_WHAT TO DO:_ Word for word, print every entry below.

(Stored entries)
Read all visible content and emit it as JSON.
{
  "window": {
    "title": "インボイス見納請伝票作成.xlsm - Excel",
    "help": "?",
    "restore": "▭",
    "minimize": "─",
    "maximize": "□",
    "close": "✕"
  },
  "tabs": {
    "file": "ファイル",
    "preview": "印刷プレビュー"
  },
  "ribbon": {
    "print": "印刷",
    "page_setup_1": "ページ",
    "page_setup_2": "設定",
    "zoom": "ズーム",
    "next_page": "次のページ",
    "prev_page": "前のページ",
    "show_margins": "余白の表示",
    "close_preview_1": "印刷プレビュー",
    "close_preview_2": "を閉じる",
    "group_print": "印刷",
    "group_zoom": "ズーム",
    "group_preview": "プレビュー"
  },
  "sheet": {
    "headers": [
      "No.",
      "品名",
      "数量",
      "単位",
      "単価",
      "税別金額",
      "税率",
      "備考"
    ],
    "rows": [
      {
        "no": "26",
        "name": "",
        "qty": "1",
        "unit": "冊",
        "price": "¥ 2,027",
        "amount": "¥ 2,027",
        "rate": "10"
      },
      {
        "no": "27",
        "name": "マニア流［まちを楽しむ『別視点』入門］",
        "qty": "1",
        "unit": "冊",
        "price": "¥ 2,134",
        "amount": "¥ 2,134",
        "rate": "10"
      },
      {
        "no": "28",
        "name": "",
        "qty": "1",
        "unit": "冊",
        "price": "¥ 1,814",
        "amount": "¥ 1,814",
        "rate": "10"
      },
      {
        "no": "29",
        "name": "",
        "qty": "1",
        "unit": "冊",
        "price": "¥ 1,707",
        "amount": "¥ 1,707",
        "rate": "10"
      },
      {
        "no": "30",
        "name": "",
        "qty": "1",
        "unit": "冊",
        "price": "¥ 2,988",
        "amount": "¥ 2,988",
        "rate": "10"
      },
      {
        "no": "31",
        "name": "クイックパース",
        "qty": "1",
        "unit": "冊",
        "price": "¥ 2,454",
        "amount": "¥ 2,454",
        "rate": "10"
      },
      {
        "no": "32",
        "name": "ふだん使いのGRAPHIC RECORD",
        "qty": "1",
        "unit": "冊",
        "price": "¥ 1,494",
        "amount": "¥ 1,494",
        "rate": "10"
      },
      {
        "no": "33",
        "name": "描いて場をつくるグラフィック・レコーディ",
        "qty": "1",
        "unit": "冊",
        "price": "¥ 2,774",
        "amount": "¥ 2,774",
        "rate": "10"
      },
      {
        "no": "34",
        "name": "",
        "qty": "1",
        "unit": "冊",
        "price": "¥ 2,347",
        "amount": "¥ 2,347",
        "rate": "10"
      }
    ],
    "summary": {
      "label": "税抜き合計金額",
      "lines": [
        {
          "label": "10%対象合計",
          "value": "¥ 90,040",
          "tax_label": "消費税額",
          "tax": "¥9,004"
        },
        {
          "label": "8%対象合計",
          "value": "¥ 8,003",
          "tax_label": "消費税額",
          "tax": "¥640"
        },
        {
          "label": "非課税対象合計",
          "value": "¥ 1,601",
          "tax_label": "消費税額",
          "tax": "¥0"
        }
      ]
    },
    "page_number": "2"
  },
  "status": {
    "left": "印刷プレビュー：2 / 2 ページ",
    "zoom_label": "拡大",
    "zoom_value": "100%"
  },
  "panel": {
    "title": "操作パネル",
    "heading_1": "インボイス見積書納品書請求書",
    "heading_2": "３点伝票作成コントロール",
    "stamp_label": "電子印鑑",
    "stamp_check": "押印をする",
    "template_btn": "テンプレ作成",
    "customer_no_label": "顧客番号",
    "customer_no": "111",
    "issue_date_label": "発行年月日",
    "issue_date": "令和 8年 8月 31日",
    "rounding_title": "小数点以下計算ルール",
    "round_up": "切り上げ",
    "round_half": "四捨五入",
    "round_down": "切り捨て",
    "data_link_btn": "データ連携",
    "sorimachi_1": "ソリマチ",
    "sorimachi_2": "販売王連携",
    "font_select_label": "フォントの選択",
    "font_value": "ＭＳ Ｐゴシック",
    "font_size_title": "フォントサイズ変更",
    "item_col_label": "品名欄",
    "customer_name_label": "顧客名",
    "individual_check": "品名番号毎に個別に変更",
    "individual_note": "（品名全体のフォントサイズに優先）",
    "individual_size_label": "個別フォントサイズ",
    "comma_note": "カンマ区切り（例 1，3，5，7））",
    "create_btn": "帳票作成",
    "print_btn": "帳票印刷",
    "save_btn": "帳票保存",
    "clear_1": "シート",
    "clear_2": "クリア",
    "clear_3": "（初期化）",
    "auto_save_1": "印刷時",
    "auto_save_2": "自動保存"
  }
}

_OUTPUT:_
Read all visible content and emit it as JSON.
{
  "window": {
    "title": "インボイス見納請伝票作成.xlsm - Excel",
    "help": "?",
    "restore": "▭",
    "minimize": "─",
    "maximize": "□",
    "close": "✕"
  },
  "tabs": {
    "file": "ファイル",
    "preview": "印刷プレビュー"
  },
  "ribbon": {
    "print": "印刷",
    "page_setup_1": "ページ",
    "page_setup_2": "設定",
    "zoom": "ズーム",
    "next_page": "次のページ",
    "prev_page": "前のページ",
    "show_margins": "余白の表示",
    "close_preview_1": "印刷プレビュー",
    "close_preview_2": "を閉じる",
    "group_print": "印刷",
    "group_zoom": "ズーム",
    "group_preview": "プレビュー"
  },
  "sheet": {
    "headers": [
      "No.",
      "品名",
      "数量",
      "単位",
      "単価",
      "税別金額",
      "税率",
      "備考"
    ],
    "rows": [
      {
        "no": "26",
        "name": "",
        "qty": "1",
        "unit": "冊",
        "price": "¥ 2,027",
        "amount": "¥ 2,027",
        "rate": "10"
      },
      {
        "no": "27",
        "name": "マニア流［まちを楽しむ『別視点』入門］",
        "qty": "1",
        "unit": "冊",
        "price": "¥ 2,134",
        "amount": "¥ 2,134",
        "rate": "10"
      },
      {
        "no": "28",
        "name": "",
        "qty": "1",
        "unit": "冊",
        "price": "¥ 1,814",
        "amount": "¥ 1,814",
        "rate": "10"
      },
      {
        "no": "29",
        "name": "",
        "qty": "1",
        "unit": "冊",
        "price": "¥ 1,707",
        "amount": "¥ 1,707",
        "rate": "10"
      },
      {
        "no": "30",
        "name": "",
        "qty": "1",
        "unit": "冊",
        "price": "¥ 2,988",
        "amount": "¥ 2,988",
        "rate": "10"
      },
      {
        "no": "31",
        "name": "クイックパース",
        "qty": "1",
        "unit": "冊",
        "price": "¥ 2,454",
        "amount": "¥ 2,454",
        "rate": "10"
      },
      {
        "no": "32",
        "name": "ふだん使いのGRAPHIC RECORD",
        "qty": "1",
        "unit": "冊",
        "price": "¥ 1,494",
        "amount": "¥ 1,494",
        "rate": "10"
      },
      {
        "no": "33",
        "name": "描いて場をつくるグラフィック・レコーディ",
        "qty": "1",
        "unit": "冊",
        "price": "¥ 2,774",
        "amount": "¥ 2,774",
        "rate": "10"
      },
      {
        "no": "34",
        "name": "",
        "qty": "1",
        "unit": "冊",
        "price": "¥ 2,347",
        "amount": "¥ 2,347",
        "rate": "10"
      }
    ],
    "summary": {
      "label": "税抜き合計金額",
      "lines": [
        {
          "label": "10%対象合計",
          "value": "¥ 90,040",
          "tax_label": "消費税額",
          "tax": "¥9,004"
        },
        {
          "label": "8%対象合計",
          "value": "¥ 8,003",
          "tax_label": "消費税額",
          "tax": "¥640"
        },
        {
          "label": "非課税対象合計",
          "value": "¥ 1,601",
          "tax_label": "消費税額",
          "tax": "¥0"
        }
      ]
    },
    "page_number": "2"
  },
  "status": {
    "left": "印刷プレビュー：2 / 2 ページ",
    "zoom_label": "拡大",
    "zoom_value": "100%"
  },
  "panel": {
    "title": "操作パネル",
    "heading_1": "インボイス見積書納品書請求書",
    "heading_2": "３点伝票作成コントロール",
    "stamp_label": "電子印鑑",
    "stamp_check": "押印をする",
    "template_btn": "テンプレ作成",
    "customer_no_label": "顧客番号",
    "customer_no": "111",
    "issue_date_label": "発行年月日",
    "issue_date": "令和 8年 8月 31日",
    "rounding_title": "小数点以下計算ルール",
    "round_up": "切り上げ",
    "round_half": "四捨五入",
    "round_down": "切り捨て",
    "data_link_btn": "データ連携",
    "sorimachi_1": "ソリマチ",
    "sorimachi_2": "販売王連携",
    "font_select_label": "フォントの選択",
    "font_value": "ＭＳ Ｐゴシック",
    "font_size_title": "フォントサイズ変更",
    "item_col_label": "品名欄",
    "customer_name_label": "顧客名",
    "individual_check": "品名番号毎に個別に変更",
    "individual_note": "（品名全体のフォントサイズに優先）",
    "individual_size_label": "個別フォントサイズ",
    "comma_note": "カンマ区切り（例 1，3，5，7））",
    "create_btn": "帳票作成",
    "print_btn": "帳票印刷",
    "save_btn": "帳票保存",
    "clear_1": "シート",
    "clear_2": "クリア",
    "clear_3": "（初期化）",
    "auto_save_1": "印刷時",
    "auto_save_2": "自動保存"
  }
}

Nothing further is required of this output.